    1. Anon, thanks for that stunning economic analysis. You'll note from the OP I said nothing about BD's role in setting the price. It's all about whether people feel like they ought to be spending that money on church art or on something else, and more particularly about how I think I ought to be spending my money.

  11. I grew up with Deseret Book growing up along the Wasatch Front. I used to love visiting the store to find books and other products that would help me in my spiritual journey. Maybe I am in a different stage of my life, but as I look at the products that Deseret Book has to offer I am left wanting and a little bit cynical. This is especially true of many of the books that sell for $24.95 or more, and yet seem to have little in the way of substantiality. I've been especially dismayed by the proliferation of small gift books with only a few words from members of the First Presidency that sell for $20 or more. My priestcraft alarm starts going off in my head. Now, to be fair, priestcraft is sometimes in the heart, which is not something that any of us can judge from the outside, but it still makes me wonder...

    For me I feel like there is a more, I hate to say insidious but it is the only word I can come up with at the moment, issue at play here. It seems there is enormous cultural pressure to eschew "worldly" books, movies, and products in favor of Mormon counterparts. Walk into any Deseret book and you will see the Mormon version of the otherwise successful, but not exactly Mormon music, movies, books, and even games priced as high as the market will bear. A subtle (and sometimes not-so-subtle) form of bunker mentality seems to be driving the sales of these derivative products. It is as if people are afraid to exercise their agency in seeking out the best books, music, movies, etc., and have instead placed there choice in the hands of Deseret Book. And Deseret book is more than happy to fill this niche and take their hard earned dollars and cents.

    1. I think I agree with your second paragraph; it seems that DB has become a "safe haven" for many LDS consumers. I find myself wondering how many grandparents purchase gifts for grandchildren there, hoping they'll be read and/or listened to, and they are not.

      Again, I don't fault DB for operating a successful business model (assuming it is successful).

  12. Found your article after griping to my husband about the high cost of books while looking at their stupid catalog. I keep thinking are we as members so gullible and desperate for LDS media that we'll pay any price to get it? Or are we so brainwashed for storage items that we'll pay for fancy packaging because it says it's a year's supply as if DB is the only sole provider of these items? I don't need silly cheap trinkets sold at high market values to remind me of my covenants or fancy cases for my scriptures. I usually just toss the catalog out and go on with my daily life.

    At the same time, some Church related books would be nice and I miss reading them. However; 24.95 for a 100 page paperback book is outrageous and that money is better spent on gas and groceries for my family so the book will never get purchased.

    Enjoyed your post and thanks for letting me gripe.

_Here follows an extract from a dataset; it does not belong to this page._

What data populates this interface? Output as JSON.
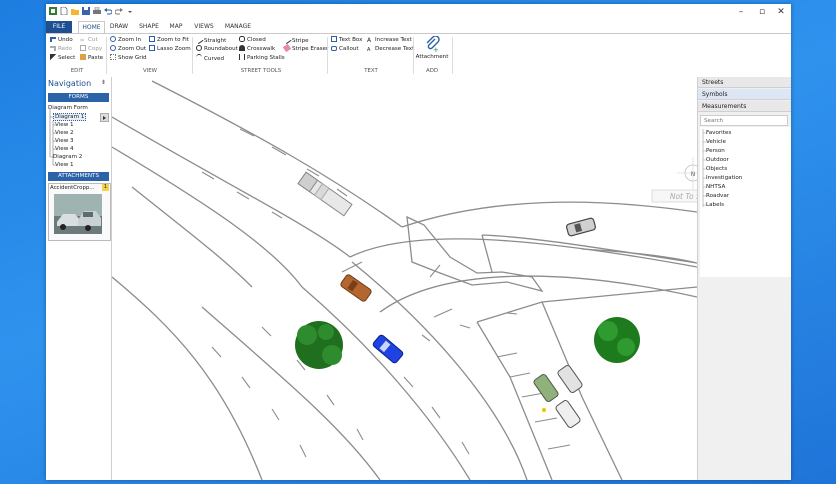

  13. I too have recently been bothered by Deseret Book. The Seattle store has just undergone a major renovation. Half the store is now a distribution center and the other half D.B. I was turned off when I went in and David Archuletta was singing his version of R.E.M.'s "Everybody Hurts". They even had a jar out where you could nominate your favorite Sunday School teacher for an award. It felt so gimmicky and wrong that I actually complained to the clerk. I felt bad doing it but it really bothered me.